The breakdown of your relationship is never easy and we know that you won’t have come to the decision to separate easily.
Our specialist team is on hand to advise, guide and support you through the process and to make it as stress-free as possible.
If you are in a civil partnership or married you can apply to end (‘dissolve’) your union if you have been in the partnership or married for at least a year.
There are three main steps to ending a civil partnership or marriage:
- File a dissolution petition – you have to apply to court for permission to end your union , and show reasons why you want to split up
- Apply for a conditional order – this is when a court will confirm you are entitled to dissolve the relationship
- Apply for a final order – this legally ends your civil partnership or marriage – you need to wait six weeks after you get the conditional order before you can apply
The law prescribes that to be entitled to a dissolution the relationship must have “irretrievably broken down” and that you have good reason for ending the civil partnership or marriage.
There are four grounds for ending a civil partnership/marriage:
- Unreasonable behavior – this means that your partner has behaved so badly that you no longer wish to live with them. This could include verbal or physical abuse, being irresponsible with money, being sexually unfaithful, being untrustworthy or disrespectful.
- Desertion – your partner has left you for more than two years in the past two and a half years without your agreement or good reason
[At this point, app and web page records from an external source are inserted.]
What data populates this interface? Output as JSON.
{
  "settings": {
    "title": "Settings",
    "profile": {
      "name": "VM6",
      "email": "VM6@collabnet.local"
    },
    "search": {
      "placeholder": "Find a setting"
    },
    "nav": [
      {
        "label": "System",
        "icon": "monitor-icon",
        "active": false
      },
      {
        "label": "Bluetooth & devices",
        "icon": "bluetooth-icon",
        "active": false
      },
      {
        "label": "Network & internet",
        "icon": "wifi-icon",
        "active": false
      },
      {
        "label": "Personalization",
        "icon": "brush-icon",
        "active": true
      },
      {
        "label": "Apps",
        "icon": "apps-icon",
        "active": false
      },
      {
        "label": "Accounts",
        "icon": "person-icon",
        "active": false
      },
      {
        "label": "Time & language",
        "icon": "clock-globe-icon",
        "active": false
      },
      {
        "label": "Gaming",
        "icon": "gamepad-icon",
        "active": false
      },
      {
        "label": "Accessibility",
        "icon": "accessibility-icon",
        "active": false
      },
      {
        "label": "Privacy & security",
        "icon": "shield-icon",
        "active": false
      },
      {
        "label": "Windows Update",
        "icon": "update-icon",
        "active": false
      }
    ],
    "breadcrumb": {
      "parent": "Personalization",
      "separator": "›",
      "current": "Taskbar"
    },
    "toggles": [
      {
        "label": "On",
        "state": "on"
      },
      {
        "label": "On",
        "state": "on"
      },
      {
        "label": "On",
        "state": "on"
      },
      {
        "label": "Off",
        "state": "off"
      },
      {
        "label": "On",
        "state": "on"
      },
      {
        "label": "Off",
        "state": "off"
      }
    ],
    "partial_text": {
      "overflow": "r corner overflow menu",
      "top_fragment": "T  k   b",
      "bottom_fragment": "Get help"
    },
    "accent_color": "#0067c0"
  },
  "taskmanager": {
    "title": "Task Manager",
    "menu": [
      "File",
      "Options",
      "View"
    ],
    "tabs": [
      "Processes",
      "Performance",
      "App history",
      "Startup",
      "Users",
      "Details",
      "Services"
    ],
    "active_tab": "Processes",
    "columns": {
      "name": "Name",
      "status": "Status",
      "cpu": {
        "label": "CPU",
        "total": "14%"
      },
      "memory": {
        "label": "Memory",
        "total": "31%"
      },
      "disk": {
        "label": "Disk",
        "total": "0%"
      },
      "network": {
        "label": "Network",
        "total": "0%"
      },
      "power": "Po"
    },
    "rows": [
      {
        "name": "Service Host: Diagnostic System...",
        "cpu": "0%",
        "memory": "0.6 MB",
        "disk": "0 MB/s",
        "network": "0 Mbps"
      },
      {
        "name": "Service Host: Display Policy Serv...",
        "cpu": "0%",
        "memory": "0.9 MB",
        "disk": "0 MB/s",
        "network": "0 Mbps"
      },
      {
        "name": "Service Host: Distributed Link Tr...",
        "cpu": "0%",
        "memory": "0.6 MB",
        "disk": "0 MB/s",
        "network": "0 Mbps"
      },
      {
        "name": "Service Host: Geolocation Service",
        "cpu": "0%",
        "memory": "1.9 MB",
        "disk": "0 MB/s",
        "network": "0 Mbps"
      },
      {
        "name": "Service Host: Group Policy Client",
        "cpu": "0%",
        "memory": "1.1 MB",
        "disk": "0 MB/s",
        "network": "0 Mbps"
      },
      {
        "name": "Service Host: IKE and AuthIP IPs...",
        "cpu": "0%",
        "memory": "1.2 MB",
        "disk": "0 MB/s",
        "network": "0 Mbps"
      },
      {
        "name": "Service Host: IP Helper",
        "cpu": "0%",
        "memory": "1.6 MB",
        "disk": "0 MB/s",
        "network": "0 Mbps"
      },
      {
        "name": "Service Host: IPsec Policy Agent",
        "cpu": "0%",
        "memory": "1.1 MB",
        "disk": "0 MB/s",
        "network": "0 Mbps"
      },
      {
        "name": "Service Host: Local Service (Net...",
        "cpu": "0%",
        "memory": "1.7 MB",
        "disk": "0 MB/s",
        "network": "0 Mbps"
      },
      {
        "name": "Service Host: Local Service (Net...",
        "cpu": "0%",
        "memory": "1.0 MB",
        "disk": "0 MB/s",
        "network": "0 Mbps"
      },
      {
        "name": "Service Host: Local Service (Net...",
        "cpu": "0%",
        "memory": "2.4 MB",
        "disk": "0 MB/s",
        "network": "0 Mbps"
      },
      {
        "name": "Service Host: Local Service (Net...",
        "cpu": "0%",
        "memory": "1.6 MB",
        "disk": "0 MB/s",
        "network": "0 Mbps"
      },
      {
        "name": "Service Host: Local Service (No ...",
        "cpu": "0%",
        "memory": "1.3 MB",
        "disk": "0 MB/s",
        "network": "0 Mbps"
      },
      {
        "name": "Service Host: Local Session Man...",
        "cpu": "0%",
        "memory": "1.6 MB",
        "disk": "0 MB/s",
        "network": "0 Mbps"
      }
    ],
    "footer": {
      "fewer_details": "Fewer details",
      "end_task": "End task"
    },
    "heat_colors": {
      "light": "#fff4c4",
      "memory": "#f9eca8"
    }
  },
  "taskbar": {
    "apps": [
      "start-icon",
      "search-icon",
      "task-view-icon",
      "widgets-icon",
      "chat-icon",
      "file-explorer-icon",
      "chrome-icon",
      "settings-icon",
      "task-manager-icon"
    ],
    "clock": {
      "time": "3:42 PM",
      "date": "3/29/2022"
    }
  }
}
- You have lived apart for more than two years – you can get dissolution if you have lived apart for more than two years, and both agree to end the civil partnership
- You have lived apart for more than five years – living apart for more than five years is usually enough to end a civil partnership, even if your civil partner disagrees
Our team’s experience and knowledge can help you with all aspects concerning your separation, including separating your finances and advising you on the necessary arrangements for children that may be involved.